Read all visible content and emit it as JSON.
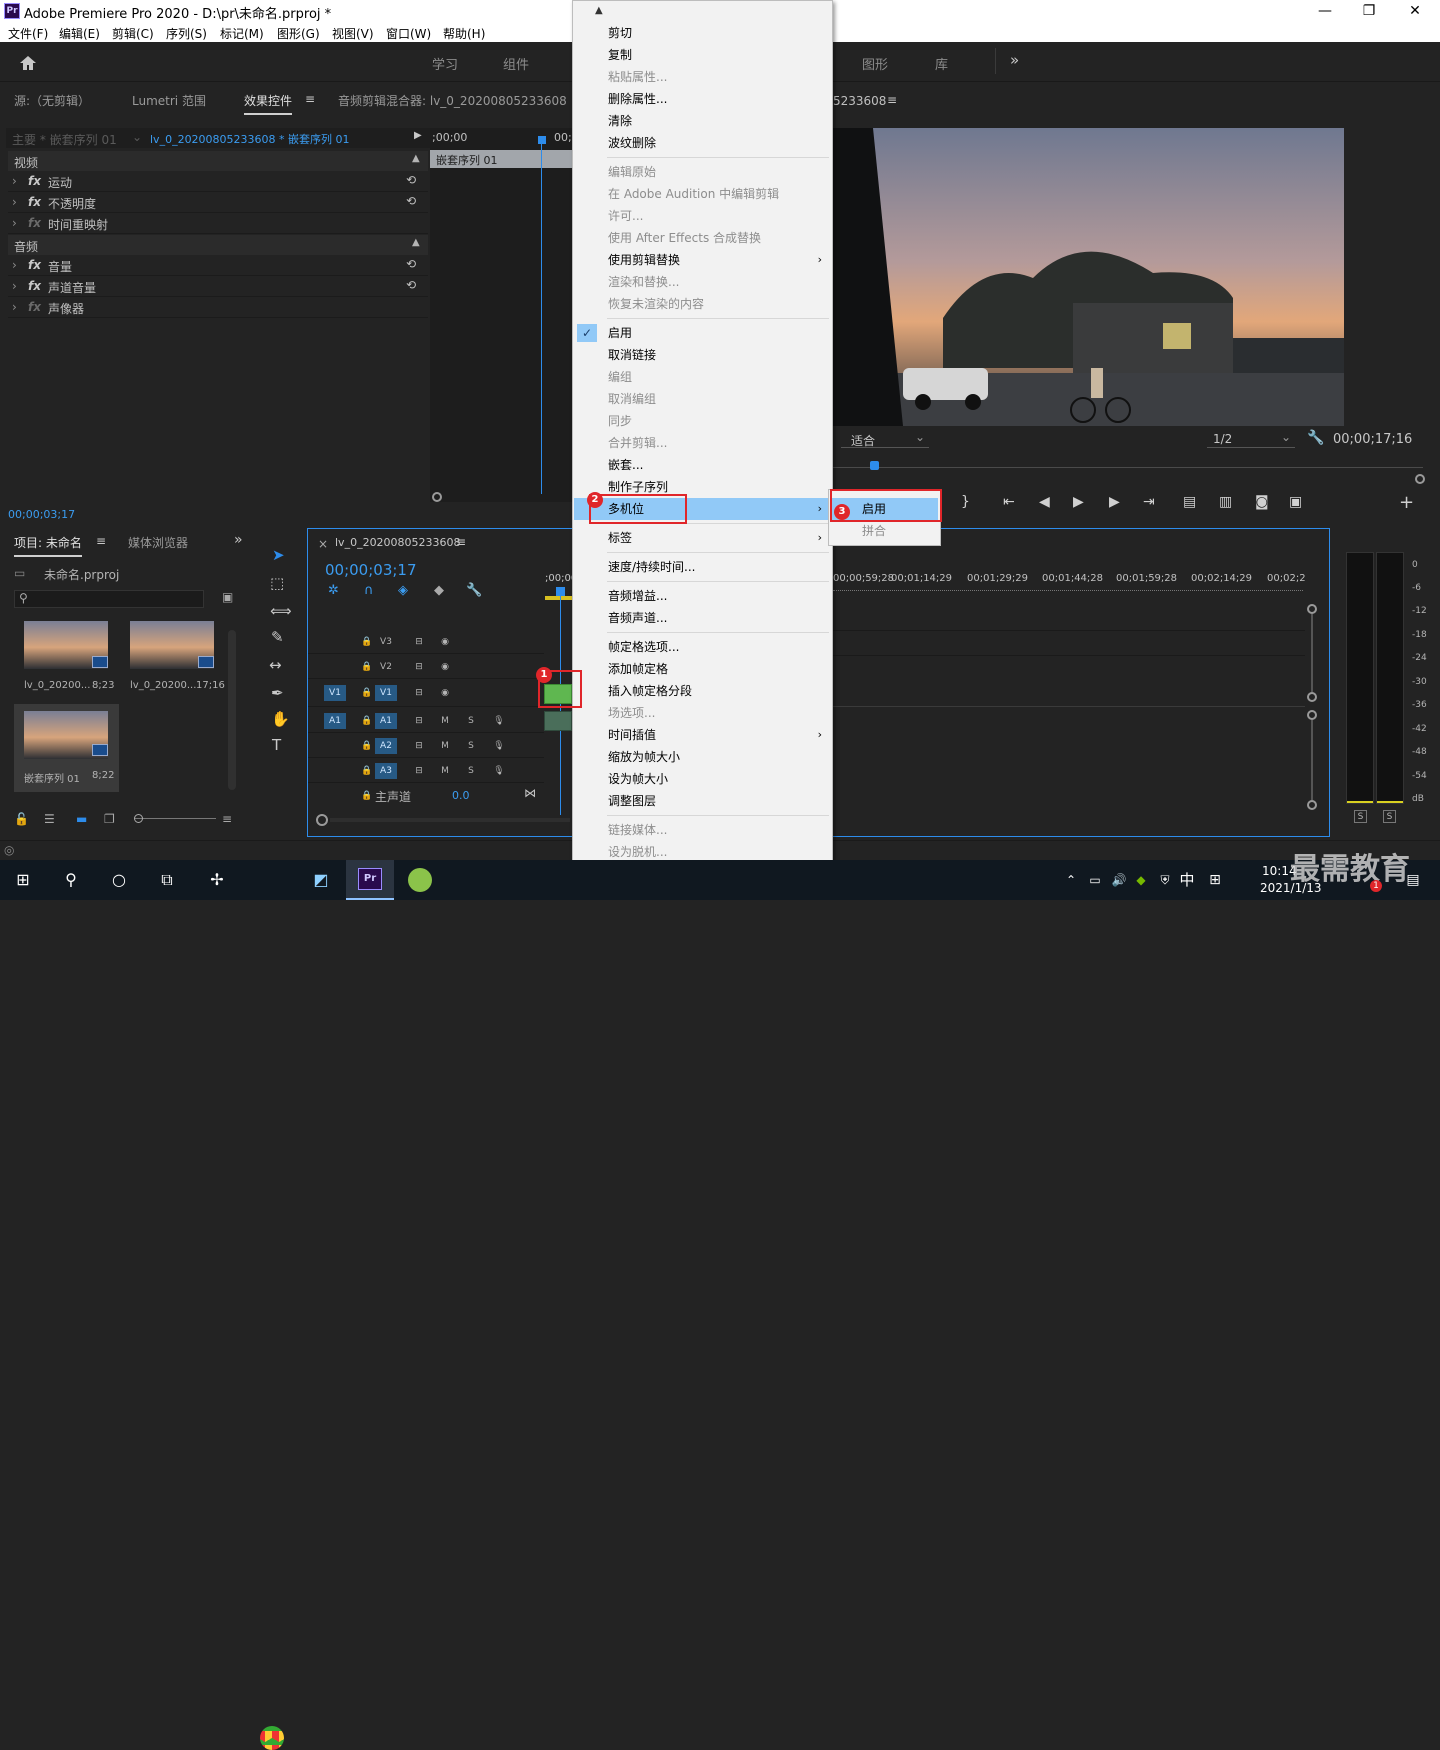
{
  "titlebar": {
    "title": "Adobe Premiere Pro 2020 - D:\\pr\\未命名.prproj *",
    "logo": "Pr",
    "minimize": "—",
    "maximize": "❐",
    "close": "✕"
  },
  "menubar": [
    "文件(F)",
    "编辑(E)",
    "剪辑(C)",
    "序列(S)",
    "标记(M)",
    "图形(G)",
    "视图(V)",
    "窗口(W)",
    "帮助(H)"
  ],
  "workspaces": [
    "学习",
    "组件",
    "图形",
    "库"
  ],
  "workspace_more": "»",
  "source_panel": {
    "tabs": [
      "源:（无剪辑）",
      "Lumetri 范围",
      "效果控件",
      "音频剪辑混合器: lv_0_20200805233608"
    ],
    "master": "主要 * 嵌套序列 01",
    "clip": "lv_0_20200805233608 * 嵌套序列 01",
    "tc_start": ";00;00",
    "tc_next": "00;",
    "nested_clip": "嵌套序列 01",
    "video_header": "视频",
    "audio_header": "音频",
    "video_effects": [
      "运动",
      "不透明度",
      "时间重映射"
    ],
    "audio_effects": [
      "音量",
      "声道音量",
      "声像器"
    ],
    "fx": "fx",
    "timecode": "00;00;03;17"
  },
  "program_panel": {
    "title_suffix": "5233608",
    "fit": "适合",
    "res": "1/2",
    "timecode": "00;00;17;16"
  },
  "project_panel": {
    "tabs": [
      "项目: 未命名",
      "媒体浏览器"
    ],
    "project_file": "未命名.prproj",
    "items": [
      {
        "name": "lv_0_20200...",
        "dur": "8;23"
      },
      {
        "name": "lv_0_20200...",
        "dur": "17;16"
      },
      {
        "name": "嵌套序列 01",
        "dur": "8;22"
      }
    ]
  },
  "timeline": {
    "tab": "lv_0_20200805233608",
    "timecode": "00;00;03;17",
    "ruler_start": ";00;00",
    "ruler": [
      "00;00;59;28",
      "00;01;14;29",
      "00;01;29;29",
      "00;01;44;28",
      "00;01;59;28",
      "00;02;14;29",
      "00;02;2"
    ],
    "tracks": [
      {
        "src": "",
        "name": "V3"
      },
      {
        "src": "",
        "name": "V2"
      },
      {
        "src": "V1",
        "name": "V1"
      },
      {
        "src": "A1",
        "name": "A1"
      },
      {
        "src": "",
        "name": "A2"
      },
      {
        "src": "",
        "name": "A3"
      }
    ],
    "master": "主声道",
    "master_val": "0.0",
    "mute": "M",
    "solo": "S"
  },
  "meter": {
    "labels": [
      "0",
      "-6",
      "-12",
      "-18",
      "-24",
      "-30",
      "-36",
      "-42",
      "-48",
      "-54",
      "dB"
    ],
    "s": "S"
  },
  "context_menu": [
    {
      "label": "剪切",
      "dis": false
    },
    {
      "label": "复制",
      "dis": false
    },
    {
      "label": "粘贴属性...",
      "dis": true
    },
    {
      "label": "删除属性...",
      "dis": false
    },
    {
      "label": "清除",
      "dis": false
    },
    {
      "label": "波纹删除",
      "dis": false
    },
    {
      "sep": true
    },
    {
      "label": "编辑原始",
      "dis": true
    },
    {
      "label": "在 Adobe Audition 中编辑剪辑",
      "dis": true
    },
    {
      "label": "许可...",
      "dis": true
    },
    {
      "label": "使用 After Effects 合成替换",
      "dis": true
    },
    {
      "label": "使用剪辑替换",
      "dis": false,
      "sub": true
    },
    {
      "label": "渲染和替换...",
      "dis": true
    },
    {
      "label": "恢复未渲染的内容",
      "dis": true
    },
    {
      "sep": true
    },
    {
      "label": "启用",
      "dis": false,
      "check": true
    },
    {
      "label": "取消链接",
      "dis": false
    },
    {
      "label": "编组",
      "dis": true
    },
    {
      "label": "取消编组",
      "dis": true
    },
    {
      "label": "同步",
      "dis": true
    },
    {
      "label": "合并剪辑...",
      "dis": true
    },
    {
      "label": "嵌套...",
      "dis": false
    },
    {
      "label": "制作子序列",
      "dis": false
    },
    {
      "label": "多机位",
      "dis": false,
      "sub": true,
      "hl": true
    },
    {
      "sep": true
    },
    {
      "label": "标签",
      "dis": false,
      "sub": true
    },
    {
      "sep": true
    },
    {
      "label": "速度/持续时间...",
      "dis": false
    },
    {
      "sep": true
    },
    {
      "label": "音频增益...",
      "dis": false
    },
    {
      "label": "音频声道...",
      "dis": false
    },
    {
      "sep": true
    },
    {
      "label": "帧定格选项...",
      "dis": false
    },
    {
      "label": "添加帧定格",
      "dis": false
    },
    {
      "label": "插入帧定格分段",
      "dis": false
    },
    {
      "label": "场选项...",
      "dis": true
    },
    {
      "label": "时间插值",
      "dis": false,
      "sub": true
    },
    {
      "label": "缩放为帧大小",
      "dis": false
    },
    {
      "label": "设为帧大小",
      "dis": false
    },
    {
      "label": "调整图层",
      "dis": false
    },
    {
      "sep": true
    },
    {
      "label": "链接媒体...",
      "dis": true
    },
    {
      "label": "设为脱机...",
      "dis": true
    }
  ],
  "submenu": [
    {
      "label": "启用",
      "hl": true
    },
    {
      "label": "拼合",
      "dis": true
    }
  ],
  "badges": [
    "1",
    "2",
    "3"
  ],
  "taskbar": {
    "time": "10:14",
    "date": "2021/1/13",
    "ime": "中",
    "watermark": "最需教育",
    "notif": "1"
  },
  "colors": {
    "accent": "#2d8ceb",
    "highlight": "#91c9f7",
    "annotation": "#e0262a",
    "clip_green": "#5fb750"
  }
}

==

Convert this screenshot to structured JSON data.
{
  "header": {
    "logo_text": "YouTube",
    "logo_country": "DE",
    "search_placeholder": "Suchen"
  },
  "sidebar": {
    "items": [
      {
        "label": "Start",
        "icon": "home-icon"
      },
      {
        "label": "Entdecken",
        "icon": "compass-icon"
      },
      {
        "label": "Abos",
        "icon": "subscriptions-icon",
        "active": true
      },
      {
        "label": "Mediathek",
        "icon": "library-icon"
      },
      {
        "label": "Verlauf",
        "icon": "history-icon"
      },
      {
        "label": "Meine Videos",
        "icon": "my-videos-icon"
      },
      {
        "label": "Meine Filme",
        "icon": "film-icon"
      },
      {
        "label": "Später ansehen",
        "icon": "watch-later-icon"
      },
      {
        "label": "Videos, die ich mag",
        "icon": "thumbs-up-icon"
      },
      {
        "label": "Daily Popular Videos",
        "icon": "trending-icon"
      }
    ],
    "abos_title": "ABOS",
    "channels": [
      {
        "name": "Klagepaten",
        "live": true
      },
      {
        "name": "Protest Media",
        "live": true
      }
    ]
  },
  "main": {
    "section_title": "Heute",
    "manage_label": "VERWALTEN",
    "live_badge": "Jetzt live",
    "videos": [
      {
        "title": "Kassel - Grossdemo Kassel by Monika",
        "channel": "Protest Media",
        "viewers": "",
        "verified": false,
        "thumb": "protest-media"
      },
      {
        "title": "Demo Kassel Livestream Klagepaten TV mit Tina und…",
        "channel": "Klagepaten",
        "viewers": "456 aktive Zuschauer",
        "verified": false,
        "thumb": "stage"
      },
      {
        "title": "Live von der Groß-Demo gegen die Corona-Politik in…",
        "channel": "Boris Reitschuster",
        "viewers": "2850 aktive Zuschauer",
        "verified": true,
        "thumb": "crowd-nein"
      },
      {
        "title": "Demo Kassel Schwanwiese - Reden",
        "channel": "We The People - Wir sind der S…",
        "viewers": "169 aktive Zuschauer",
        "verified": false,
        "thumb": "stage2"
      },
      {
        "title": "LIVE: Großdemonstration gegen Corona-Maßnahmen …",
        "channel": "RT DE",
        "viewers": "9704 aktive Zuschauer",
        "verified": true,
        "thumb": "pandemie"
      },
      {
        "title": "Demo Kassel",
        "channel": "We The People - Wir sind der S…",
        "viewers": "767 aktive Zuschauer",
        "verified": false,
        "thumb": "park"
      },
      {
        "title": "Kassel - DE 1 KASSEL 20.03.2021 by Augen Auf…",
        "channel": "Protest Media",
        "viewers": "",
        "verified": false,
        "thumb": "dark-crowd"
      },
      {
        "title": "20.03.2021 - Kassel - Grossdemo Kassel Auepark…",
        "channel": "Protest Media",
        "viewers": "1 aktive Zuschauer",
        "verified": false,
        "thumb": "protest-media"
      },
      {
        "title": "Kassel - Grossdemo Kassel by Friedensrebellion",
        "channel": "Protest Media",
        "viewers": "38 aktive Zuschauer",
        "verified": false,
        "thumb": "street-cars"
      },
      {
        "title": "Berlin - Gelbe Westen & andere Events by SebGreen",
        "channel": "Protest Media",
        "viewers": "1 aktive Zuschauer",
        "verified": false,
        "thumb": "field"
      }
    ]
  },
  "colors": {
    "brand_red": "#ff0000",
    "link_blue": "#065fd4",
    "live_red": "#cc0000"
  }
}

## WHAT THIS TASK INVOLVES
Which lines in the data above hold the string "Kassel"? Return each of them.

## OUTPUT OF THE TASK
        "title": "Kassel - Grossdemo Kassel by Monika",
        "title": "Demo Kassel Livestream Klagepaten TV mit Tina und…",
        "title": "Demo Kassel Schwanwiese - Reden",
        "title": "Demo Kassel",
        "title": "Kassel - DE 1 KASSEL 20.03.2021 by Augen Auf…",
        "title": "20.03.2021 - Kassel - Grossdemo Kassel Auepark…",
        "title": "Kassel - Grossdemo Kassel by Friedensrebellion",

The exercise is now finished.